Friday December 4, 2009 at the Landmark Kendall Sq. Cinema, Cambridge, MA
Directed by Werner Herzog, starring Nicholas Cage, Eva Mendes, Xzibit, Brad Dourif, Fairuza Balk and Vondie Curtis Hall.
I experienced some trepidation before seeing Werner Herzog’s … what shall we call it? Definitely not a sequel to Abel Ferrara’s BAD LIEUTENANT (1992), nor by Herzog’s account is it a remake, if only because he has never seen the earlier film. The term “re-imagining” has been batted around too often in the last decade, but that is what I was expected, possibly what I feared. What I was hoping for, and very nearly got, was a pure Herzog film.

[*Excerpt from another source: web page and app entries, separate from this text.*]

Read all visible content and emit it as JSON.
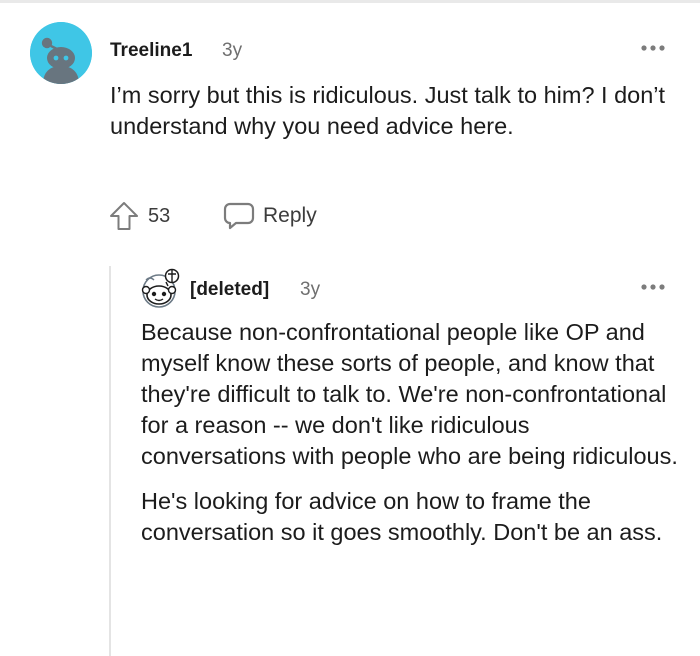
{
  "comment": {
    "author": "Treeline1",
    "age": "3y",
    "body": "I’m sorry but this is ridiculous. Just talk to him? I don’t understand why you need advice here.",
    "score": "53",
    "reply_label": "Reply",
    "avatar_color": "#3fc6e6"
  },
  "reply": {
    "author": "[deleted]",
    "age": "3y",
    "paragraphs": [
      "Because non-confrontational people like OP and myself know these sorts of people, and know that they're difficult to talk to. We're non-confrontational for a reason -- we don't like ridiculous conversations with people who are being ridiculous.",
      "He's looking for advice on how to frame the conversation so it goes smoothly. Don't be an ass."
    ]
  },
  "icons": {
    "avatar": "reddit-snoo-avatar",
    "more": "more-options-icon",
    "upvote": "upvote-arrow-icon",
    "reply": "speech-bubble-icon",
    "deleted_avatar": "deleted-user-avatar"
  }
}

The IMDB message boards for both Herzog’s and Ferrara’s versions offer multiple explanations of how this current film came to have the phrase “Bad Lieutenant” in the title. Most are probably false, and all are irrelevant. Had Herzog released his film as “Port of Call – New Orleans,” critics still would have mentioned Ferrara’s “Lieutenant” in their reviews, if only because both concern detectives addicted to drugs and gambling. Beyond that, they have little in common. Ferrara’s film ponders the Catholic doctrine of Forgiveness by challenging the audience with reprehensible characters on both sides of the law. It is vulgar and gritty and it makes you want to shower with bleach after you’ve seen it.
Herzog’s “Lieutenant” works more as a lampoon of the sort of film I was afraid this might turn out to be, with Nicholas Cage and the rest of a solid cast very much in on the gag. While investigating the murder of a family of Senegalese immigrants, the police come up with a list of suspects including a gangster named “G.” My eyes almost rolled out of my head when I heard this cliche, until Cage seemed to mirror my reaction as he briefed fellow officers. Was Lt. Terry McDonagh mocking G’s unoriginal nickname, or were Cage and Herzog mocking the conventions of a tired genre? I suspected the latter when McDonagh interrogates and elderly woman in a hilariously political incorrect riff on that traditional scene, but the ending really confirmed it for me. *** Spoiler Alert *** skip to the next paragraph if you don’t want part of the end ruined: the last time we see the police station, the scene is staged like a blatant parody of cop shows, with all the loose strands happily tied up with everything but a freeze-framed high 5.
Entertaining though this may be, it does not make for a pure Herzog movie. What does make it a pure Herzog movie, and what seems to have alienated many who prefer their cop movies from the “Lethal Weapon 4″ mold, is his signature use of animals to reflect the randomness of nature and living. From a snake swimming through a flooded prison and a traffic accident caused by an alligator to a pair of iguanas whom only McDonagh can see, animals once again become symbols to be pondered and debated by nerds who love Herzog, or ignored and derided by those who prefer their movies literal and their morality messages spoon fed.
Maybe BAD LIEUTENANT: PORT OF CALL – NEW ORLEANS should not have been called BAD LIEUTENANT, it’s mystery being so different from the earlier film. Maybe it should have been, since whether you love or hate either, both films turn the standard police drama inside out. But contrary to my initial reservations, there is no mistaking that this is a Werner Herzog movie.Brad Dourif, crime, Eva Mendes, Fairuza Balk, New Orleans, Nicholas Cage, Vondie Curtis Hall, Werner Herzog, Xzibit